TASK DIRECTIONS: The exercise asks you to copy every line below in which "heron" appears.
DATA FOR ANALYSIS below:
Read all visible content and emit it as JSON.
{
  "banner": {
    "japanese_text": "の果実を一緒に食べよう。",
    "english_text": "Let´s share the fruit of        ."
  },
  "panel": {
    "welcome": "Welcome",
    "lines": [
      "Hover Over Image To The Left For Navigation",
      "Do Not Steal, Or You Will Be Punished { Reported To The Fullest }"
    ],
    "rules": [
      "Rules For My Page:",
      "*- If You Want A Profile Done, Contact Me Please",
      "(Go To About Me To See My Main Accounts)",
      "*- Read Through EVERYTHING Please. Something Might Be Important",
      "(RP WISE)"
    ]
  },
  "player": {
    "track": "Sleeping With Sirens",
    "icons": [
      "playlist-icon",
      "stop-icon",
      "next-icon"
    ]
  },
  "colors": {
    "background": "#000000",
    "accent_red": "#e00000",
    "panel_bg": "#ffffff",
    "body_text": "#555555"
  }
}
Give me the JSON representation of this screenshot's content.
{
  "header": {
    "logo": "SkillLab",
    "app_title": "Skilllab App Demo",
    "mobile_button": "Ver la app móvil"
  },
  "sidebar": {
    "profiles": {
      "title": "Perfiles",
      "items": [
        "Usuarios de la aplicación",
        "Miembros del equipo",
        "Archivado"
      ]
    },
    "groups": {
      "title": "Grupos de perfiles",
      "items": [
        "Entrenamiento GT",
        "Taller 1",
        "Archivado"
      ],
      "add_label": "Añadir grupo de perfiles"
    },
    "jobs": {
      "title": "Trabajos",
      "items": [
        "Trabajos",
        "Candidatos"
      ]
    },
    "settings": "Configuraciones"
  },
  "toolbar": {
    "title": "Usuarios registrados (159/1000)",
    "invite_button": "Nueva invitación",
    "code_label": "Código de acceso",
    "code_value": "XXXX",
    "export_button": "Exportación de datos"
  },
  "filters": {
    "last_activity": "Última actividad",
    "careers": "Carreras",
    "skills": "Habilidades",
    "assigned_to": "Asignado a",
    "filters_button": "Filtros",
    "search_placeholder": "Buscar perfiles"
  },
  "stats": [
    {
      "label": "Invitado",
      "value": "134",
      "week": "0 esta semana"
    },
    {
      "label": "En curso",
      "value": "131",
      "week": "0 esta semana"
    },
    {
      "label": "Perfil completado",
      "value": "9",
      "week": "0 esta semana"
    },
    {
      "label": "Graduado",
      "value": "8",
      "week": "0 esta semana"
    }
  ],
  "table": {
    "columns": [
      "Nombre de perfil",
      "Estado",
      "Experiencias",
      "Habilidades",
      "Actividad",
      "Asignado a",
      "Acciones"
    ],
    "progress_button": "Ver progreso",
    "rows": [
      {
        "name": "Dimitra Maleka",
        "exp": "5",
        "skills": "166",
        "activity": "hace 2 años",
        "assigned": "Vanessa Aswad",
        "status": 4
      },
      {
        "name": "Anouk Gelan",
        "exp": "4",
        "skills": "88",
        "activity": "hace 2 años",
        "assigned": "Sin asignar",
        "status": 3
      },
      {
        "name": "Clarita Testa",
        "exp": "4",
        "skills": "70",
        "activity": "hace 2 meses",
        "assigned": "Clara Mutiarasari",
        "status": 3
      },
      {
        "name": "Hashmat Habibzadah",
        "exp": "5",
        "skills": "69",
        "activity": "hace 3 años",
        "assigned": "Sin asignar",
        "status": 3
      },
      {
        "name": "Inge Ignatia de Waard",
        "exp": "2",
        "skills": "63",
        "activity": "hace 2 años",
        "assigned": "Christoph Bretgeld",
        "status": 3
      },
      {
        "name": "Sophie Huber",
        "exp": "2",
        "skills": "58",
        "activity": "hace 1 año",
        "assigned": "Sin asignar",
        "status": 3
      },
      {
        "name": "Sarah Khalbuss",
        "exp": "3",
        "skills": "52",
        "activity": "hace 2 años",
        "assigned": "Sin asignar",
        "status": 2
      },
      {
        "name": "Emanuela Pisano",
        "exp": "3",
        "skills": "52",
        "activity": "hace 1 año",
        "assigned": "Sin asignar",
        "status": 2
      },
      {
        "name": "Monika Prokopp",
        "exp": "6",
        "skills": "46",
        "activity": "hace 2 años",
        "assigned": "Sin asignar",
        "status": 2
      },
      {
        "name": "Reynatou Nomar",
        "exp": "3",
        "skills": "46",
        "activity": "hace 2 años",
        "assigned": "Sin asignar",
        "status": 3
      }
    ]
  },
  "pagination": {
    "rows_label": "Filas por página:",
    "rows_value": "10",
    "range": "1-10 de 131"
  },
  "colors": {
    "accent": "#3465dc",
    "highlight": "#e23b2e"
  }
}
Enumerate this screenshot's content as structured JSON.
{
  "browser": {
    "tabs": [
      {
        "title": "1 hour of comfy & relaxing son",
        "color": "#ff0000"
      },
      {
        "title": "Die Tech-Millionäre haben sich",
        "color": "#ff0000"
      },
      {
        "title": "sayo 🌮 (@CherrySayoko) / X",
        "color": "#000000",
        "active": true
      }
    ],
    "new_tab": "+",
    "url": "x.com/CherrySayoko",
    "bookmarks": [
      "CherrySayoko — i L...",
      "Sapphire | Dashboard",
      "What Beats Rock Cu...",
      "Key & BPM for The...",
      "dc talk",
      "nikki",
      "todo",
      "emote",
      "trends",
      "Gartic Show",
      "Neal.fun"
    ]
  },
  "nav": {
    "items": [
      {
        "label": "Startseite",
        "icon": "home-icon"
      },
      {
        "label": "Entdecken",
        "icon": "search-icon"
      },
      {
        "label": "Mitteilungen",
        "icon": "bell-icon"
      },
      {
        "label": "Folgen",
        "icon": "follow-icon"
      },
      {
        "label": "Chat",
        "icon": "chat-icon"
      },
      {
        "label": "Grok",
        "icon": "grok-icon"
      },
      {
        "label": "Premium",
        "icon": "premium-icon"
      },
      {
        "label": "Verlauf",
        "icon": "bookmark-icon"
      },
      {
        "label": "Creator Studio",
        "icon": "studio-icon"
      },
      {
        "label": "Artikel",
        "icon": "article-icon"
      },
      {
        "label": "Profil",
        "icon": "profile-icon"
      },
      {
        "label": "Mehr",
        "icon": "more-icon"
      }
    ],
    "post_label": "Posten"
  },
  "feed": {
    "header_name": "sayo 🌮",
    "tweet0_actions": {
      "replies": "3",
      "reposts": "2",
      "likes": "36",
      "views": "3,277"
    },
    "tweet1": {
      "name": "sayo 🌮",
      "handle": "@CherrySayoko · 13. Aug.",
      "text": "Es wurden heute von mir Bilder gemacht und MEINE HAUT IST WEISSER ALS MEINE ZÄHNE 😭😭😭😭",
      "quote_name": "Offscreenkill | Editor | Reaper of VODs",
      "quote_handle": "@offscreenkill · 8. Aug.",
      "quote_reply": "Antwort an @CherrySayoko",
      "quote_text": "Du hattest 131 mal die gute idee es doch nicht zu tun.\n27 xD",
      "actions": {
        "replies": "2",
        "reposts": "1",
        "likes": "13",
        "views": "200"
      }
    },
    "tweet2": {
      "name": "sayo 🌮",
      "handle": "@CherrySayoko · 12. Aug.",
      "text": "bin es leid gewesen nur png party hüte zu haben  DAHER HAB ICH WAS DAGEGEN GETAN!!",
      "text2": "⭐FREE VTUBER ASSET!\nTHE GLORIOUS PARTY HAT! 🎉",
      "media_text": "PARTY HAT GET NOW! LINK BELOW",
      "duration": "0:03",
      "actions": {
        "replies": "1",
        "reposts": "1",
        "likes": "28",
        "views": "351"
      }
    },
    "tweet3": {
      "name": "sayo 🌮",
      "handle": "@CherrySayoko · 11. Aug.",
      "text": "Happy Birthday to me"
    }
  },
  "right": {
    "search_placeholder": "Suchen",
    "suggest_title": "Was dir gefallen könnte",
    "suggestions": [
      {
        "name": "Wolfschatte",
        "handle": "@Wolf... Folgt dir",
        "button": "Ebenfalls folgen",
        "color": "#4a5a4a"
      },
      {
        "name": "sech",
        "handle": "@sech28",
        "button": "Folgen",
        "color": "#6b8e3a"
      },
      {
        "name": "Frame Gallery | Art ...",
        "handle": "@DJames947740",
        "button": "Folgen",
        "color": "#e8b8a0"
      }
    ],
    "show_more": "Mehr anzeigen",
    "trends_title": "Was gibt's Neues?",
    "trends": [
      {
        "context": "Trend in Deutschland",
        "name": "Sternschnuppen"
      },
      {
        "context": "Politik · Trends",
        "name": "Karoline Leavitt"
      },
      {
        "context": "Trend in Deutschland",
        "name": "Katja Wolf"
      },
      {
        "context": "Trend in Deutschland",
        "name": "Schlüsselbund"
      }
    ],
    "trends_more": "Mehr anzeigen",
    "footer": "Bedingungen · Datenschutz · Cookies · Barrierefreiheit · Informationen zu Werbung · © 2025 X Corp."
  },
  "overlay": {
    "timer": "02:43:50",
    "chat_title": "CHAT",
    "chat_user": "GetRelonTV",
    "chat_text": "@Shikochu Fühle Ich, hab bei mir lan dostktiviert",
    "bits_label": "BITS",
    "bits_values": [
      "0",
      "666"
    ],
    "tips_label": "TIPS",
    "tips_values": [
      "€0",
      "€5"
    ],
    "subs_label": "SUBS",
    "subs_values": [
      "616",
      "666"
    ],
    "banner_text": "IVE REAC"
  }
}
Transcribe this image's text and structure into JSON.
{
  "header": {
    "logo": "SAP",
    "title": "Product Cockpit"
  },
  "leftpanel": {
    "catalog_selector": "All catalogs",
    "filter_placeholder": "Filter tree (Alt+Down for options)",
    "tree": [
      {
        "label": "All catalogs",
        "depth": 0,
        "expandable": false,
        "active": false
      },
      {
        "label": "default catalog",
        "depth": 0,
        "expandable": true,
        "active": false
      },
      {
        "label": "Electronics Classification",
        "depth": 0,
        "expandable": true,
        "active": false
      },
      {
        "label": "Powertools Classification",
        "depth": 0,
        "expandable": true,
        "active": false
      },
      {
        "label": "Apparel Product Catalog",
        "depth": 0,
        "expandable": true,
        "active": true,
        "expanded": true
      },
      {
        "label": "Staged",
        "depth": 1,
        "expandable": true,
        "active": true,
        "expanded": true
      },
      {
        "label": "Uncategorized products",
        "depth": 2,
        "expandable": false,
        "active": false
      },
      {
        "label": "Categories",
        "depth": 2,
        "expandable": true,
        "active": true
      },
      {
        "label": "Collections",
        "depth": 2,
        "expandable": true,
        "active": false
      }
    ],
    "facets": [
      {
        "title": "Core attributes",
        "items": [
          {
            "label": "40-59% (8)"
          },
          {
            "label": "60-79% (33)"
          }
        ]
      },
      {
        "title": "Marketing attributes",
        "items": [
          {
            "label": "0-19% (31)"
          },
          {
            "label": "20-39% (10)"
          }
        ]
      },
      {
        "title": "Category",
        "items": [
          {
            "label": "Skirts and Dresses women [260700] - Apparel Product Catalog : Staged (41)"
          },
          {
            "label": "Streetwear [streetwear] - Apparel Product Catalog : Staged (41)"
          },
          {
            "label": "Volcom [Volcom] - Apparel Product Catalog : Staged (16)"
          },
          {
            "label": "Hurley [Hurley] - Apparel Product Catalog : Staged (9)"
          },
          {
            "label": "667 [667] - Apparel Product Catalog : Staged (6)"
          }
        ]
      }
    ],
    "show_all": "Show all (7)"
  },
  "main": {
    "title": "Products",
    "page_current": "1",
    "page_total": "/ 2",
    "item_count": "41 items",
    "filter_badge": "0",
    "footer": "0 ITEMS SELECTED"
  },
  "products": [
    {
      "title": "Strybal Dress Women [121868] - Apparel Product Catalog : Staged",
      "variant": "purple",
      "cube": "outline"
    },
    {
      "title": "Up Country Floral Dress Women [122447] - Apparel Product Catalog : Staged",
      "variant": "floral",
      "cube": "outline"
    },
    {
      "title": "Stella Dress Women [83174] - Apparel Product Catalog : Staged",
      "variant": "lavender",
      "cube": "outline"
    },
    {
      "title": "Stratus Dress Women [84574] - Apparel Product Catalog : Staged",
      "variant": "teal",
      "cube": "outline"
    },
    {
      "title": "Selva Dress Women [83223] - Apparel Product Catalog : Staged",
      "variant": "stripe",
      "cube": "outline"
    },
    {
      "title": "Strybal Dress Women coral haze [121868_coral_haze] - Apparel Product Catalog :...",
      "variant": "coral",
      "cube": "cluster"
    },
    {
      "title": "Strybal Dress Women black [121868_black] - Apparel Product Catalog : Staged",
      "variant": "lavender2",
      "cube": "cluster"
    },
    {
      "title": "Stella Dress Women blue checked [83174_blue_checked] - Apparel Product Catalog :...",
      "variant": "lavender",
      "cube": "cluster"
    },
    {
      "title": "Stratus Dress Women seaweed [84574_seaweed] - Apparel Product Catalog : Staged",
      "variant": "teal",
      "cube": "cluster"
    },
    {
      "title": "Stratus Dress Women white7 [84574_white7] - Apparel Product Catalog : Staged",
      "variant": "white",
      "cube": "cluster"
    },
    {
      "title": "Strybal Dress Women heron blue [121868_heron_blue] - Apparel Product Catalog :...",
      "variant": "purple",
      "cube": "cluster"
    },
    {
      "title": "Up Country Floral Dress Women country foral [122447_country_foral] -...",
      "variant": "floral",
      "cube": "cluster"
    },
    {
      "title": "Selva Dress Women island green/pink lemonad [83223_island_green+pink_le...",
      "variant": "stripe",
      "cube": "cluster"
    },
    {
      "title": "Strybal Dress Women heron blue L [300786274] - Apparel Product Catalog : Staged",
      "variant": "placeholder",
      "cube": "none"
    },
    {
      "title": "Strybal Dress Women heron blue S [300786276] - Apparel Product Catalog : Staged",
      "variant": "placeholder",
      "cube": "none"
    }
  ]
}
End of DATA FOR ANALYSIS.
FINISHED EXERCISE:
      "title": "Strybal Dress Women heron blue [121868_heron_blue] - Apparel Product Catalog :...",
      "title": "Strybal Dress Women heron blue L [300786274] - Apparel Product Catalog : Staged",
      "title": "Strybal Dress Women heron blue S [300786276] - Apparel Product Catalog : Staged",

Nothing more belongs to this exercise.